Friday, March 22, 2013
Book Review: Secret Sisters by Tristi Pinkston
For a light, comedic mystery, you can try Secret Sisters by Tristi Pinkston.
In an effort to help Bishop Sylvester reduce his stress level and his blood pressure, Ida Mae Babbit, the president of the Omni 2nd Ward Relief Society, suggests the group attempt to handle any slight problems that come to their attention--without mentioning this little tidbit to the bishop, of course.
When the women of the Relief Society discuss how they could help one family who might be in need, their "attempt to handle any slight problems that come to their attention" blossoms into an amateur attempt at detective work. With the help of her counselors, Arlette and Tansy, and some technological expertise from her nephew, Ren, Ida Mae and the Secret Sisters uncover a mystery, while still managing to assist other families under their care.
Just another day's work for this Relief Society.
In this first book of The Secret Sisters Mysteries, LDS author Tristi Pinkston creates a light and funny mystery with characters you'll soon come to love.
The reader is treated to the hardworking Ida Mae who seems to be busy taking care of everyone but herself; Arlette, who is always knitting socks in outrageous colors; Tansy, whose amazing ability makes her able to help people without them realizing they are being helped; and Ren, Ida's quirky nephew, whose ability to invent neat gizmos and gadgets provides quite useful.
These women, Ren, and the secondary characters blend well with each other. Ida is an engaging character, whose point of view carries the reader through the book. In less than 300 pages, the reader learns a great deal about Ida, but Pinkston does an excellent job of gradually sprinkling in the backstory, so that it doesn't distract from the present day happenings. And this book, while comedic in nature, gives the reader a good look into the workings of a relief society.
While I truly enjoyed this cast of characters, I felt more emphasis was placed on the daily workings of the Relief Society than on solving the mystery--at least until the final few chapters when things started coming together. There is a lot going on outside of the mystery, too, and every once in a while I felt the focus was lost.
Now, that definitely isn't going to stop me from reading the next book in this series when it comes out; a sneak preview, of which, appears at the end of Secret Sisters.
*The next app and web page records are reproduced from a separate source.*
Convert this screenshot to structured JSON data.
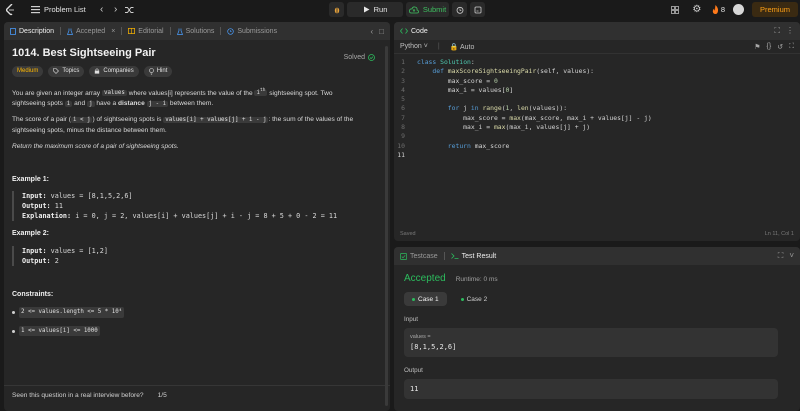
{
  "topbar": {
    "problem_list": "Problem List",
    "run": "Run",
    "submit": "Submit",
    "streak": "8",
    "premium": "Premium"
  },
  "desc_tabs": {
    "description": "Description",
    "accepted": "Accepted",
    "editorial": "Editorial",
    "solutions": "Solutions",
    "submissions": "Submissions"
  },
  "problem": {
    "title": "1014. Best Sightseeing Pair",
    "status": "Solved",
    "tags": {
      "difficulty": "Medium",
      "topics": "Topics",
      "companies": "Companies",
      "hint": "Hint"
    },
    "p1": {
      "a": "You are given an integer array",
      "code_values": "values",
      "b": "where values[i] represents the value of the",
      "code_ith": "i",
      "sup_th": "th",
      "c": "sightseeing spot. Two",
      "d": "sightseeing spots",
      "code_i": "i",
      "and": "and",
      "code_j": "j",
      "e": "have a",
      "distance": "distance",
      "code_jmi": "j - i",
      "f": "between them."
    },
    "p2": {
      "a": "The score of a pair (",
      "code_ilj": "i < j",
      "b": ") of sightseeing spots is",
      "code_formula": "values[i] + values[j] + i - j",
      "c": ": the sum of the values of the",
      "d": "sightseeing spots, minus the distance between them."
    },
    "p3": "Return the maximum score of a pair of sightseeing spots.",
    "example1": {
      "title": "Example 1:",
      "input_label": "Input:",
      "input": "values = [8,1,5,2,6]",
      "output_label": "Output:",
      "output": "11",
      "expl_label": "Explanation:",
      "expl": "i = 0, j = 2, values[i] + values[j] + i - j = 8 + 5 + 0 - 2 = 11"
    },
    "example2": {
      "title": "Example 2:",
      "input_label": "Input:",
      "input": "values = [1,2]",
      "output_label": "Output:",
      "output": "2"
    },
    "constraints_title": "Constraints:",
    "constraints": [
      "2 <= values.length <= 5 * 10⁴",
      "1 <= values[i] <= 1000"
    ],
    "feedback_q": "Seen this question in a real interview before?",
    "feedback_count": "1/5"
  },
  "code_panel": {
    "tab": "Code",
    "language": "Python",
    "auto": "Auto",
    "lines": [
      "class Solution:",
      "    def maxScoreSightseeingPair(self, values):",
      "        max_score = 0",
      "        max_i = values[0]",
      "",
      "        for j in range(1, len(values)):",
      "            max_score = max(max_score, max_i + values[j] - j)",
      "            max_i = max(max_i, values[j] + j)",
      "",
      "        return max_score",
      ""
    ],
    "line_numbers": [
      "1",
      "2",
      "3",
      "4",
      "5",
      "6",
      "7",
      "8",
      "9",
      "10",
      "11"
    ],
    "saved": "Saved",
    "cursor": "Ln 11, Col 1"
  },
  "test_panel": {
    "tab_testcase": "Testcase",
    "tab_result": "Test Result",
    "status": "Accepted",
    "runtime": "Runtime: 0 ms",
    "case1": "Case 1",
    "case2": "Case 2",
    "input_label": "Input",
    "var_name": "values =",
    "var_value": "[8,1,5,2,6]",
    "output_label": "Output",
    "output_value": "11"
  },
  "colors": {
    "accent_green": "#2cbb5d",
    "premium_orange": "#ffa116",
    "medium_yellow": "#ffb800"
  }
}
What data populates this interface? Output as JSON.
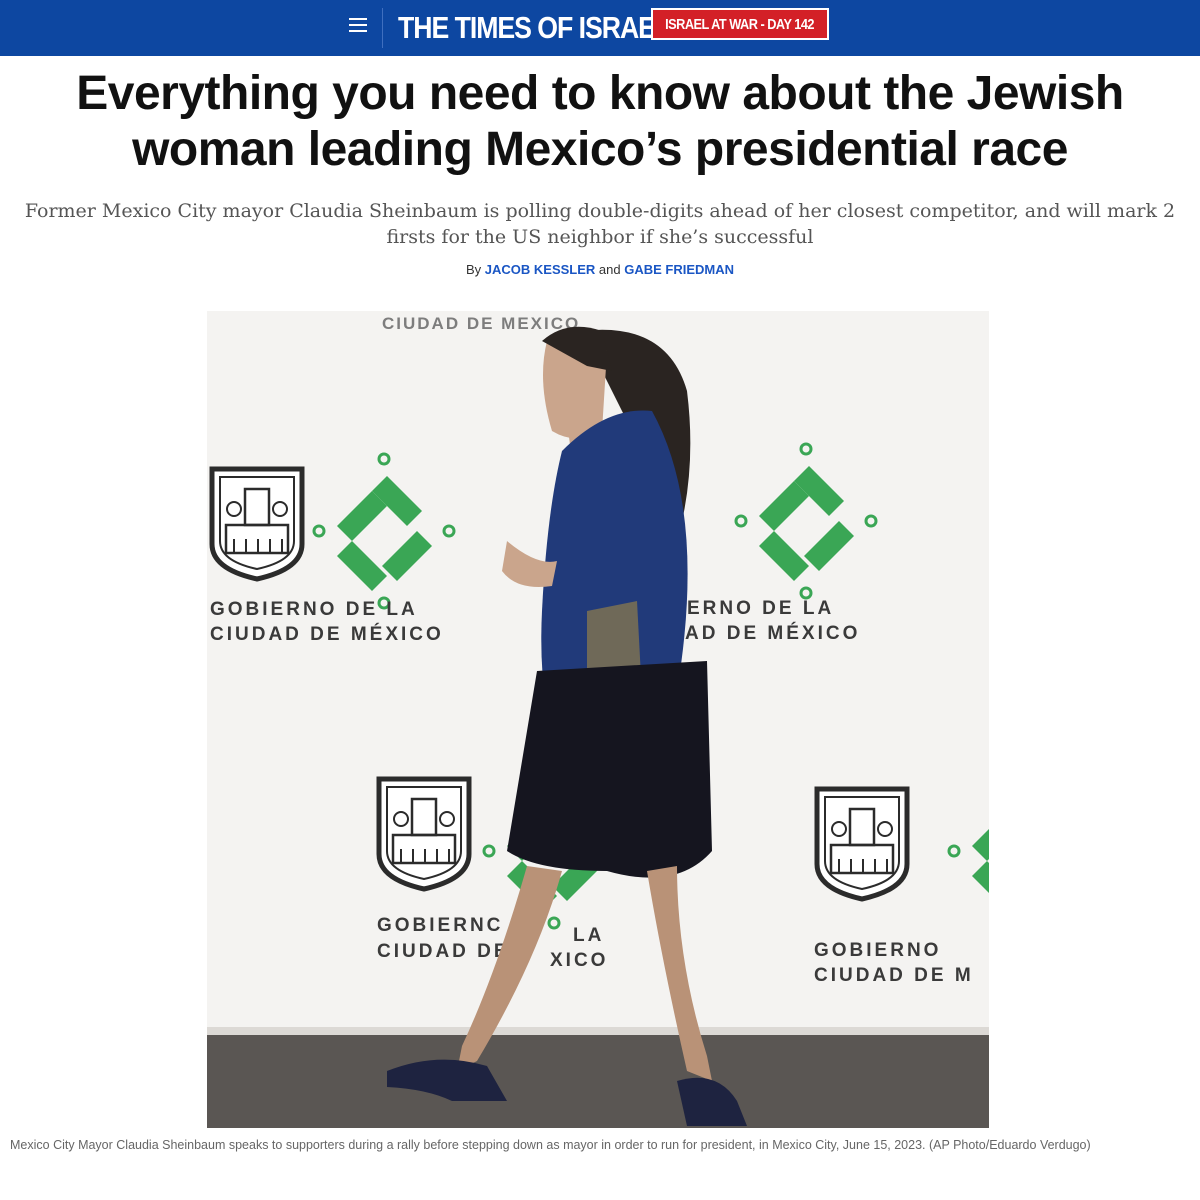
{
  "header": {
    "menu_icon": "hamburger-menu-icon",
    "logo_text": "THE TIMES OF ISRAEL",
    "badge_text": "ISRAEL AT WAR - DAY 142",
    "bg_color": "#0d47a1",
    "badge_color": "#d32027"
  },
  "article": {
    "headline_line1": "Everything you need to know about the Jewish",
    "headline_line2": "woman leading Mexico’s presidential race",
    "subhead": "Former Mexico City mayor Claudia Sheinbaum is polling double-digits ahead of her closest competitor, and will mark 2 firsts for the US neighbor if she’s successful",
    "byline_prefix": "By",
    "author1": "JACOB KESSLER",
    "byline_and": "and",
    "author2": "GABE FRIEDMAN",
    "link_color": "#1a56c4"
  },
  "photo": {
    "backdrop_top_text": "CIUDAD DE MEXICO",
    "org_line1": "GOBIERNO DE LA",
    "org_line2": "CIUDAD DE MÉXICO",
    "org_line1_partial_right": "ERNO DE LA",
    "org_line2_partial_right": "AD DE MÉXICO",
    "org_line1_partial_mid": "GOBIERNC",
    "org_line1_partial_mid_b": "LA",
    "org_line2_partial_mid": "CIUDAD DE",
    "org_line2_partial_mid_b": "XICO",
    "org_line1_partial_br": "GOBIERNO",
    "org_line2_partial_br": "CIUDAD DE M",
    "logo_green": "#3aa655"
  },
  "caption": "Mexico City Mayor Claudia Sheinbaum speaks to supporters during a rally before stepping down as mayor in order to run for president, in Mexico City, June 15, 2023. (AP Photo/Eduardo Verdugo)"
}
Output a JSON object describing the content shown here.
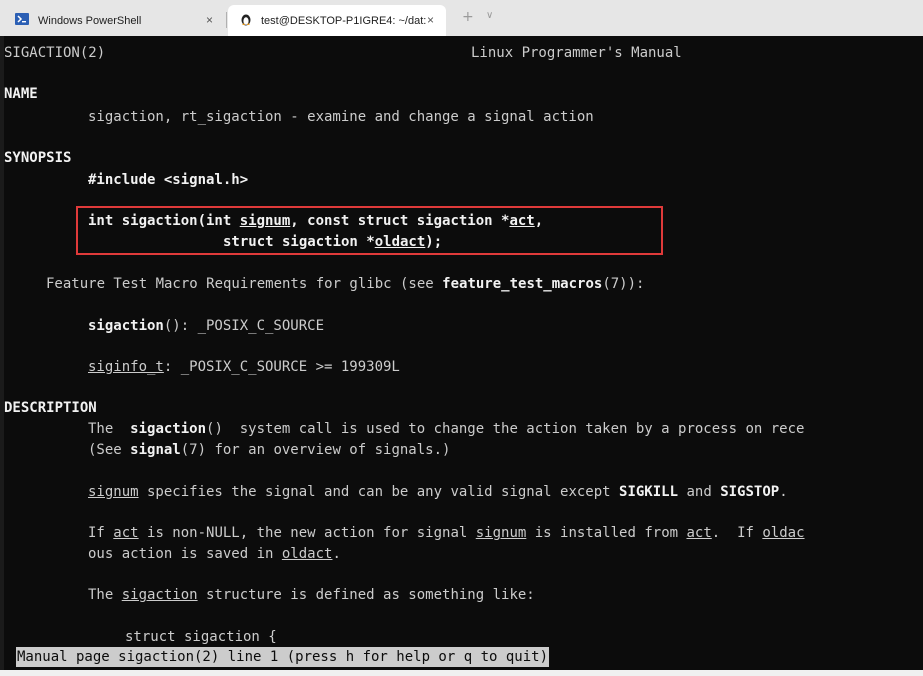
{
  "tabs": [
    {
      "label": "Windows PowerShell",
      "icon": "powershell-icon",
      "close": "×",
      "active": false
    },
    {
      "label": "test@DESKTOP-P1IGRE4: ~/dat:",
      "icon": "linux-penguin-icon",
      "close": "×",
      "active": true
    }
  ],
  "tabbar": {
    "new_tab": "+",
    "dropdown": "∨"
  },
  "manpage": {
    "header_left": "SIGACTION(2)",
    "header_center": "Linux Programmer's Manual",
    "name_heading": "NAME",
    "name_text": "sigaction, rt_sigaction - examine and change a signal action",
    "synopsis_heading": "SYNOPSIS",
    "include": "#include <signal.h>",
    "proto1_a": "int sigaction(int ",
    "proto1_signum": "signum",
    "proto1_b": ", const struct sigaction *",
    "proto1_act": "act",
    "proto1_c": ",",
    "proto2_a": "struct sigaction *",
    "proto2_oldact": "oldact",
    "proto2_b": ");",
    "ftm_a": "Feature Test Macro Requirements for glibc (see ",
    "ftm_b": "feature_test_macros",
    "ftm_c": "(7)):",
    "ftm1_a": "sigaction",
    "ftm1_b": "(): _POSIX_C_SOURCE",
    "ftm2_a": "siginfo_t",
    "ftm2_b": ": _POSIX_C_SOURCE >= 199309L",
    "description_heading": "DESCRIPTION",
    "desc1_a": "The  ",
    "desc1_b": "sigaction",
    "desc1_c": "()  system call is used to change the action taken by a process on rece",
    "desc2_a": "(See ",
    "desc2_b": "signal",
    "desc2_c": "(7) for an overview of signals.)",
    "desc3_a": "signum",
    "desc3_b": " specifies the signal and can be any valid signal except ",
    "desc3_c": "SIGKILL",
    "desc3_d": " and ",
    "desc3_e": "SIGSTOP",
    "desc3_f": ".",
    "desc4_a": "If ",
    "desc4_b": "act",
    "desc4_c": " is non-NULL, the new action for signal ",
    "desc4_d": "signum",
    "desc4_e": " is installed from ",
    "desc4_f": "act",
    "desc4_g": ".  If ",
    "desc4_h": "oldac",
    "desc5_a": "ous action is saved in ",
    "desc5_b": "oldact",
    "desc5_c": ".",
    "desc6_a": "The ",
    "desc6_b": "sigaction",
    "desc6_c": " structure is defined as something like:",
    "struct_line": "struct sigaction {",
    "status": "Manual page sigaction(2) line 1 (press h for help or q to quit)"
  },
  "colors": {
    "terminal_bg": "#0c0c0c",
    "text": "#cccccc",
    "highlight_box": "#e03a3a"
  }
}
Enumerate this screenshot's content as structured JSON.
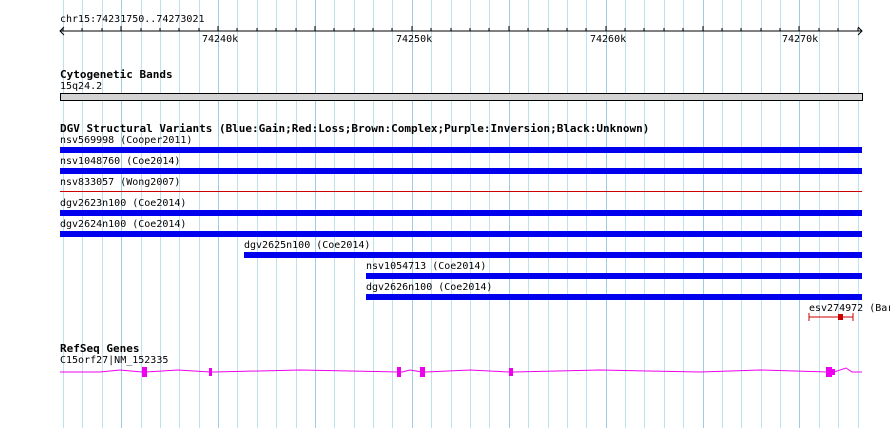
{
  "ruler": {
    "location": "chr15:74231750..74273021",
    "ticks": [
      "74240k",
      "74250k",
      "74260k",
      "74270k"
    ]
  },
  "cytoband_track": {
    "title": "Cytogenetic Bands",
    "band_label": "15q24.2"
  },
  "dgv_track": {
    "title": "DGV Structural Variants (Blue:Gain;Red:Loss;Brown:Complex;Purple:Inversion;Black:Unknown)",
    "variants": [
      {
        "label": "nsv569998 (Cooper2011)",
        "type": "gain"
      },
      {
        "label": "nsv1048760 (Coe2014)",
        "type": "gain"
      },
      {
        "label": "nsv833057 (Wong2007)",
        "type": "loss"
      },
      {
        "label": "dgv2623n100 (Coe2014)",
        "type": "gain"
      },
      {
        "label": "dgv2624n100 (Coe2014)",
        "type": "gain"
      },
      {
        "label": "dgv2625n100 (Coe2014)",
        "type": "gain"
      },
      {
        "label": "nsv1054713 (Coe2014)",
        "type": "gain"
      },
      {
        "label": "dgv2626n100 (Coe2014)",
        "type": "gain"
      },
      {
        "label": "esv274972 (Bar",
        "type": "loss"
      }
    ]
  },
  "refseq_track": {
    "title": "RefSeq Genes",
    "gene_label": "C15orf27|NM_152335"
  },
  "colors": {
    "gain": "#0000ee",
    "loss": "#cc0000",
    "gene": "#ee00ee",
    "grid": "#bfe0ef",
    "band_fill": "#d3d3d3"
  }
}
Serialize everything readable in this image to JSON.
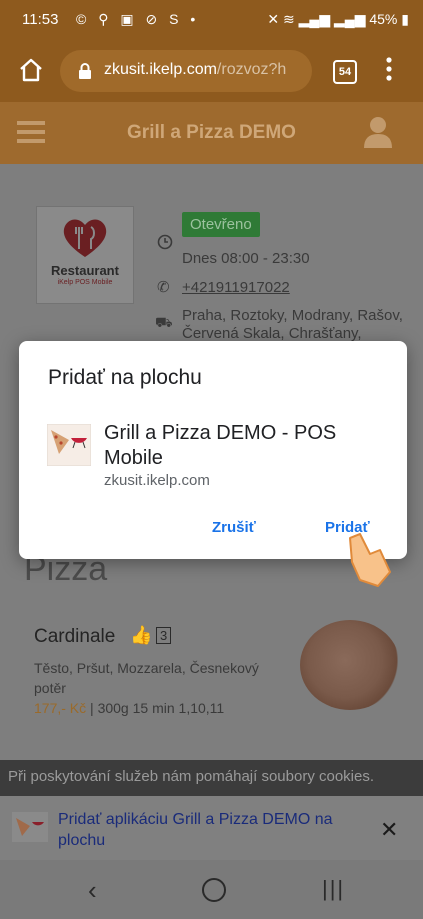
{
  "status_bar": {
    "time": "11:53",
    "battery": "45%",
    "network_right": "Vo) LTE1 .ıl Vo) LTE2 .ıl"
  },
  "browser": {
    "url_host": "zkusit.ikelp.com",
    "url_path": "/rozvoz?h",
    "tab_count": "54"
  },
  "app": {
    "title": "Grill a Pizza DEMO"
  },
  "restaurant": {
    "logo_text": "Restaurant",
    "logo_sub": "iKelp POS Mobile",
    "status": "Otevřeno",
    "hours": "Dnes 08:00 - 23:30",
    "phone": "+421911917022",
    "area_line1": "Praha, Roztoky, Modrany, Rašov,",
    "area_line2": "Červená Skala, Chrašťany,"
  },
  "menu": {
    "category": "Pizza",
    "item": {
      "name": "Cardinale",
      "likes": "3",
      "description": "Těsto, Pršut, Mozzarela, Česnekový potěr",
      "price": "177,- Kč",
      "weight": "300g",
      "time": "15 min",
      "allergens": "1,10,11"
    }
  },
  "cookie_bar": {
    "text": "Při poskytování služeb nám pomáhají soubory cookies."
  },
  "install_banner": {
    "text": "Pridať aplikáciu Grill a Pizza DEMO na plochu"
  },
  "dialog": {
    "title": "Pridať na plochu",
    "app_name": "Grill a Pizza DEMO - POS Mobile",
    "app_url": "zkusit.ikelp.com",
    "cancel_label": "Zrušiť",
    "add_label": "Pridať"
  },
  "colors": {
    "brand": "#9e6a2e",
    "accent": "#1a73e8",
    "open_badge": "#2f7a36"
  }
}
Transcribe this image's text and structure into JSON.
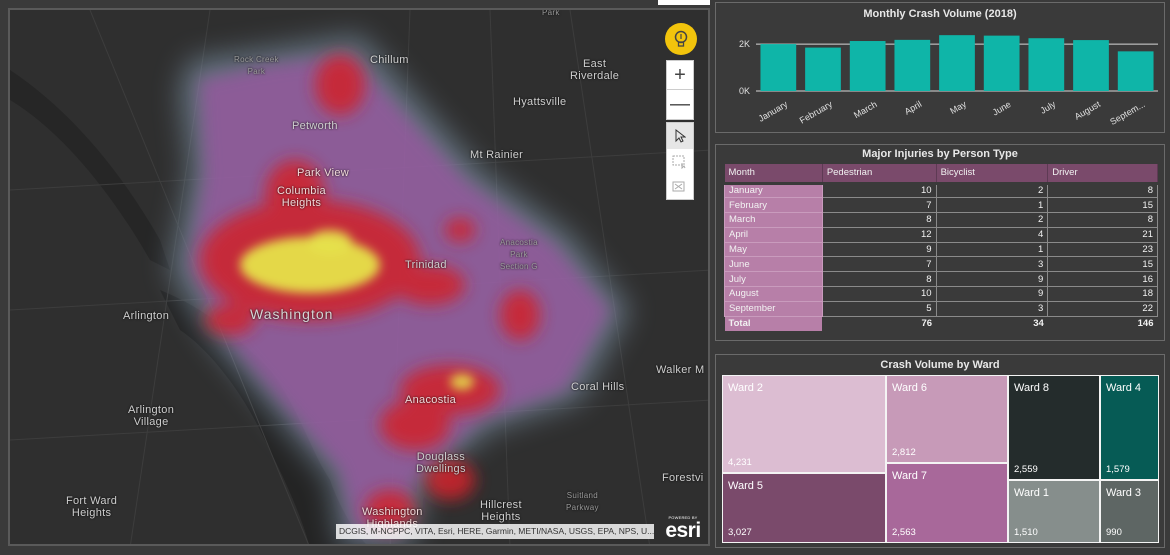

I want to see what Ida, Arlette, and Tansy get themselves into next time, and what Ren will invent to help them along. I would also like to see more of Hannah, whose involvement in the Relief Society was limited when she needed to tend to her own family.
This is a book that I didn't want to put down once I opened it. It is an enjoyable, quick read.
Title: Secret Sisters
Author: Tristi Pinkston
Publisher: Valor Publishing Group
This post first appeared at The Book Connection.